» **Goal of the exercise**: Write out the entries below once more, exactly, with the pictures left out.

(Entries from a dataset of interfaces)
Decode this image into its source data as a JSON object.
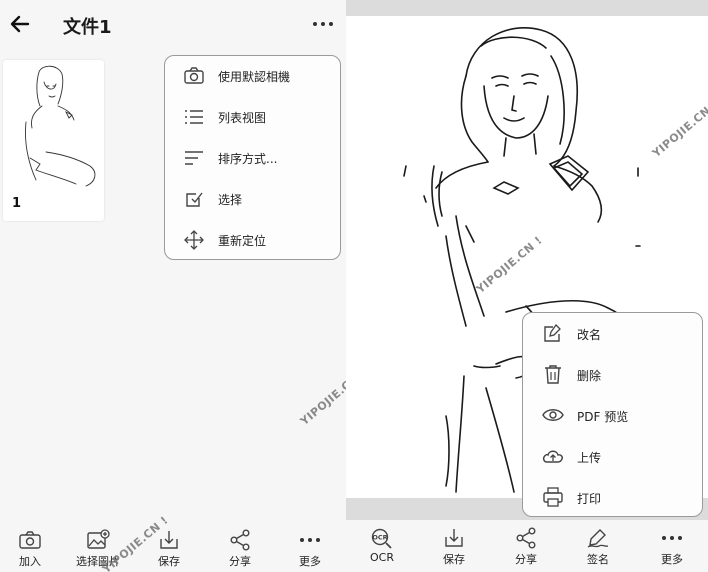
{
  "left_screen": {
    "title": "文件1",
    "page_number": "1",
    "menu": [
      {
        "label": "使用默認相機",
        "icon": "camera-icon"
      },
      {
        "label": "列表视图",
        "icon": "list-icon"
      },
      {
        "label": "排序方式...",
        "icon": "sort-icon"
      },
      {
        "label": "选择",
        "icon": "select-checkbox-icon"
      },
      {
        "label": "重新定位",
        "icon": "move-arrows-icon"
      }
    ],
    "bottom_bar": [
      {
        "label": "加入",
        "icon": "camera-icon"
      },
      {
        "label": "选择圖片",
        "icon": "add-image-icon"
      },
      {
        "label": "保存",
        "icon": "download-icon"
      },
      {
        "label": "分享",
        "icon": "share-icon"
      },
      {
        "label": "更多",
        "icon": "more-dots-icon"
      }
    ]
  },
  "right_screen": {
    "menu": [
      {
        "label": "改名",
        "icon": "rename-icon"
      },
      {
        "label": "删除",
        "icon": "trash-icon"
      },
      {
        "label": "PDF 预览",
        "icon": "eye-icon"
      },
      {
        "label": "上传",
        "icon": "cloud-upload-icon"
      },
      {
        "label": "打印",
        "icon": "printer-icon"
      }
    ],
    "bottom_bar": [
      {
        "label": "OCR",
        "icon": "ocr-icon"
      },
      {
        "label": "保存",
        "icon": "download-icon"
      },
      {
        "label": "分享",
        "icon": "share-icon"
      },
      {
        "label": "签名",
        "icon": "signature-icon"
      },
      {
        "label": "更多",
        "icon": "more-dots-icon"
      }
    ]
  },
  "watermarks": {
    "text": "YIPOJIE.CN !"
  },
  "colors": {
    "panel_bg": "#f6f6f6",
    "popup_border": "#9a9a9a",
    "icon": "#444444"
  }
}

» **Reply to the task**:
Decode this image into its source data as a JSON object.
{
  "left_screen": {
    "title": "文件1",
    "page_number": "1",
    "menu": [
      {
        "label": "使用默認相機",
        "icon": "camera-icon"
      },
      {
        "label": "列表视图",
        "icon": "list-icon"
      },
      {
        "label": "排序方式...",
        "icon": "sort-icon"
      },
      {
        "label": "选择",
        "icon": "select-checkbox-icon"
      },
      {
        "label": "重新定位",
        "icon": "move-arrows-icon"
      }
    ],
    "bottom_bar": [
      {
        "label": "加入",
        "icon": "camera-icon"
      },
      {
        "label": "选择圖片",
        "icon": "add-image-icon"
      },
      {
        "label": "保存",
        "icon": "download-icon"
      },
      {
        "label": "分享",
        "icon": "share-icon"
      },
      {
        "label": "更多",
        "icon": "more-dots-icon"
      }
    ]
  },
  "right_screen": {
    "menu": [
      {
        "label": "改名",
        "icon": "rename-icon"
      },
      {
        "label": "删除",
        "icon": "trash-icon"
      },
      {
        "label": "PDF 预览",
        "icon": "eye-icon"
      },
      {
        "label": "上传",
        "icon": "cloud-upload-icon"
      },
      {
        "label": "打印",
        "icon": "printer-icon"
      }
    ],
    "bottom_bar": [
      {
        "label": "OCR",
        "icon": "ocr-icon"
      },
      {
        "label": "保存",
        "icon": "download-icon"
      },
      {
        "label": "分享",
        "icon": "share-icon"
      },
      {
        "label": "签名",
        "icon": "signature-icon"
      },
      {
        "label": "更多",
        "icon": "more-dots-icon"
      }
    ]
  },
  "watermarks": {
    "text": "YIPOJIE.CN !"
  },
  "colors": {
    "panel_bg": "#f6f6f6",
    "popup_border": "#9a9a9a",
    "icon": "#444444"
  }
}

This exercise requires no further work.